▶ _Problem statement_: A faithful copy of each entry below is expected, with the images removed.

Component data from apps and pages:
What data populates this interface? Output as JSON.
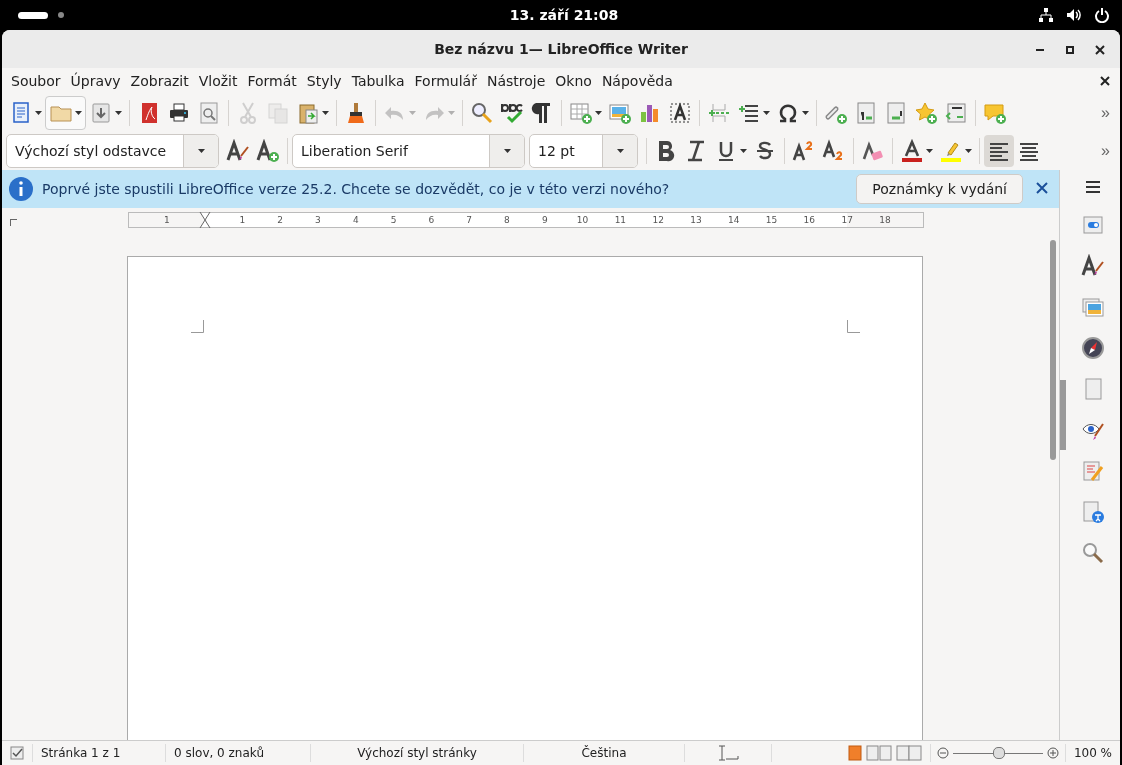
{
  "top_bar": {
    "clock": "13. září  21:08"
  },
  "window": {
    "title": "Bez názvu 1— LibreOffice Writer"
  },
  "menu": [
    "Soubor",
    "Úpravy",
    "Zobrazit",
    "Vložit",
    "Formát",
    "Styly",
    "Tabulka",
    "Formulář",
    "Nástroje",
    "Okno",
    "Nápověda"
  ],
  "standard_toolbar": [
    {
      "kind": "new",
      "dropdown": true,
      "disabled": false
    },
    {
      "kind": "open",
      "dropdown": true,
      "disabled": false
    },
    {
      "kind": "save",
      "dropdown": true,
      "disabled": false
    },
    {
      "kind": "sep"
    },
    {
      "kind": "pdf",
      "dropdown": false,
      "disabled": false
    },
    {
      "kind": "print",
      "dropdown": false,
      "disabled": false
    },
    {
      "kind": "preview",
      "dropdown": false,
      "disabled": false
    },
    {
      "kind": "sep"
    },
    {
      "kind": "cut",
      "dropdown": false,
      "disabled": true
    },
    {
      "kind": "copy",
      "dropdown": false,
      "disabled": true
    },
    {
      "kind": "paste",
      "dropdown": true,
      "disabled": false
    },
    {
      "kind": "sep"
    },
    {
      "kind": "brush",
      "dropdown": false,
      "disabled": false
    },
    {
      "kind": "sep"
    },
    {
      "kind": "undo",
      "dropdown": true,
      "disabled": true
    },
    {
      "kind": "redo",
      "dropdown": true,
      "disabled": true
    },
    {
      "kind": "sep"
    },
    {
      "kind": "find",
      "dropdown": false,
      "disabled": false
    },
    {
      "kind": "spell",
      "dropdown": false,
      "disabled": false
    },
    {
      "kind": "pilcrow",
      "dropdown": false,
      "disabled": false
    },
    {
      "kind": "sep"
    },
    {
      "kind": "table",
      "dropdown": true,
      "disabled": false
    },
    {
      "kind": "image",
      "dropdown": false,
      "disabled": false
    },
    {
      "kind": "chart",
      "dropdown": false,
      "disabled": false
    },
    {
      "kind": "textbox",
      "dropdown": false,
      "disabled": false
    },
    {
      "kind": "sep"
    },
    {
      "kind": "pagebreak",
      "dropdown": false,
      "disabled": false
    },
    {
      "kind": "field",
      "dropdown": true,
      "disabled": false
    },
    {
      "kind": "omega",
      "dropdown": true,
      "disabled": false
    },
    {
      "kind": "sep"
    },
    {
      "kind": "link",
      "dropdown": false,
      "disabled": false
    },
    {
      "kind": "footnote",
      "dropdown": false,
      "disabled": false
    },
    {
      "kind": "endnote",
      "dropdown": false,
      "disabled": false
    },
    {
      "kind": "star",
      "dropdown": false,
      "disabled": false
    },
    {
      "kind": "crossref",
      "dropdown": false,
      "disabled": false
    },
    {
      "kind": "sep"
    },
    {
      "kind": "comment",
      "dropdown": false,
      "disabled": false
    }
  ],
  "standard_toolbar_more": "»",
  "formatting_toolbar": {
    "paragraph_style": "Výchozí styl odstavce",
    "font_name": "Liberation Serif",
    "font_size": "12 pt",
    "buttons": [
      {
        "kind": "bold",
        "dropdown": false
      },
      {
        "kind": "italic",
        "dropdown": false
      },
      {
        "kind": "underline",
        "dropdown": true
      },
      {
        "kind": "strike",
        "dropdown": false
      },
      {
        "kind": "sep"
      },
      {
        "kind": "sup",
        "dropdown": false
      },
      {
        "kind": "sub",
        "dropdown": false
      },
      {
        "kind": "sep"
      },
      {
        "kind": "eraser",
        "dropdown": false
      },
      {
        "kind": "sep"
      },
      {
        "kind": "fontcolor",
        "dropdown": true
      },
      {
        "kind": "highlight",
        "dropdown": true
      },
      {
        "kind": "sep"
      },
      {
        "kind": "alignleft",
        "dropdown": false,
        "selected": true
      },
      {
        "kind": "aligncenter",
        "dropdown": false,
        "selected": false
      }
    ],
    "more": "»"
  },
  "infobar": {
    "message": "Poprvé jste spustili LibreOffice verze 25.2. Chcete se dozvědět, co je v této verzi nového?",
    "button": "Poznámky k vydání"
  },
  "ruler": {
    "labels": [
      "1",
      "1",
      "2",
      "3",
      "4",
      "5",
      "6",
      "7",
      "8",
      "9",
      "10",
      "11",
      "12",
      "13",
      "14",
      "15",
      "16",
      "17",
      "18"
    ]
  },
  "status_bar": {
    "page": "Stránka 1 z 1",
    "words": "0 slov, 0 znaků",
    "page_style": "Výchozí styl stránky",
    "language": "Čeština",
    "zoom": {
      "level": 0.5,
      "reading": "100 %"
    }
  }
}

▶ _Written answer_:
What data populates this interface? Output as JSON.
{
  "top_bar": {
    "clock": "13. září  21:08"
  },
  "window": {
    "title": "Bez názvu 1— LibreOffice Writer"
  },
  "menu": [
    "Soubor",
    "Úpravy",
    "Zobrazit",
    "Vložit",
    "Formát",
    "Styly",
    "Tabulka",
    "Formulář",
    "Nástroje",
    "Okno",
    "Nápověda"
  ],
  "standard_toolbar": [
    {
      "kind": "new",
      "dropdown": true,
      "disabled": false
    },
    {
      "kind": "open",
      "dropdown": true,
      "disabled": false
    },
    {
      "kind": "save",
      "dropdown": true,
      "disabled": false
    },
    {
      "kind": "sep"
    },
    {
      "kind": "pdf",
      "dropdown": false,
      "disabled": false
    },
    {
      "kind": "print",
      "dropdown": false,
      "disabled": false
    },
    {
      "kind": "preview",
      "dropdown": false,
      "disabled": false
    },
    {
      "kind": "sep"
    },
    {
      "kind": "cut",
      "dropdown": false,
      "disabled": true
    },
    {
      "kind": "copy",
      "dropdown": false,
      "disabled": true
    },
    {
      "kind": "paste",
      "dropdown": true,
      "disabled": false
    },
    {
      "kind": "sep"
    },
    {
      "kind": "brush",
      "dropdown": false,
      "disabled": false
    },
    {
      "kind": "sep"
    },
    {
      "kind": "undo",
      "dropdown": true,
      "disabled": true
    },
    {
      "kind": "redo",
      "dropdown": true,
      "disabled": true
    },
    {
      "kind": "sep"
    },
    {
      "kind": "find",
      "dropdown": false,
      "disabled": false
    },
    {
      "kind": "spell",
      "dropdown": false,
      "disabled": false
    },
    {
      "kind": "pilcrow",
      "dropdown": false,
      "disabled": false
    },
    {
      "kind": "sep"
    },
    {
      "kind": "table",
      "dropdown": true,
      "disabled": false
    },
    {
      "kind": "image",
      "dropdown": false,
      "disabled": false
    },
    {
      "kind": "chart",
      "dropdown": false,
      "disabled": false
    },
    {
      "kind": "textbox",
      "dropdown": false,
      "disabled": false
    },
    {
      "kind": "sep"
    },
    {
      "kind": "pagebreak",
      "dropdown": false,
      "disabled": false
    },
    {
      "kind": "field",
      "dropdown": true,
      "disabled": false
    },
    {
      "kind": "omega",
      "dropdown": true,
      "disabled": false
    },
    {
      "kind": "sep"
    },
    {
      "kind": "link",
      "dropdown": false,
      "disabled": false
    },
    {
      "kind": "footnote",
      "dropdown": false,
      "disabled": false
    },
    {
      "kind": "endnote",
      "dropdown": false,
      "disabled": false
    },
    {
      "kind": "star",
      "dropdown": false,
      "disabled": false
    },
    {
      "kind": "crossref",
      "dropdown": false,
      "disabled": false
    },
    {
      "kind": "sep"
    },
    {
      "kind": "comment",
      "dropdown": false,
      "disabled": false
    }
  ],
  "standard_toolbar_more": "»",
  "formatting_toolbar": {
    "paragraph_style": "Výchozí styl odstavce",
    "font_name": "Liberation Serif",
    "font_size": "12 pt",
    "buttons": [
      {
        "kind": "bold",
        "dropdown": false
      },
      {
        "kind": "italic",
        "dropdown": false
      },
      {
        "kind": "underline",
        "dropdown": true
      },
      {
        "kind": "strike",
        "dropdown": false
      },
      {
        "kind": "sep"
      },
      {
        "kind": "sup",
        "dropdown": false
      },
      {
        "kind": "sub",
        "dropdown": false
      },
      {
        "kind": "sep"
      },
      {
        "kind": "eraser",
        "dropdown": false
      },
      {
        "kind": "sep"
      },
      {
        "kind": "fontcolor",
        "dropdown": true
      },
      {
        "kind": "highlight",
        "dropdown": true
      },
      {
        "kind": "sep"
      },
      {
        "kind": "alignleft",
        "dropdown": false,
        "selected": true
      },
      {
        "kind": "aligncenter",
        "dropdown": false,
        "selected": false
      }
    ],
    "more": "»"
  },
  "infobar": {
    "message": "Poprvé jste spustili LibreOffice verze 25.2. Chcete se dozvědět, co je v této verzi nového?",
    "button": "Poznámky k vydání"
  },
  "ruler": {
    "labels": [
      "1",
      "1",
      "2",
      "3",
      "4",
      "5",
      "6",
      "7",
      "8",
      "9",
      "10",
      "11",
      "12",
      "13",
      "14",
      "15",
      "16",
      "17",
      "18"
    ]
  },
  "status_bar": {
    "page": "Stránka 1 z 1",
    "words": "0 slov, 0 znaků",
    "page_style": "Výchozí styl stránky",
    "language": "Čeština",
    "zoom": {
      "level": 0.5,
      "reading": "100 %"
    }
  }
}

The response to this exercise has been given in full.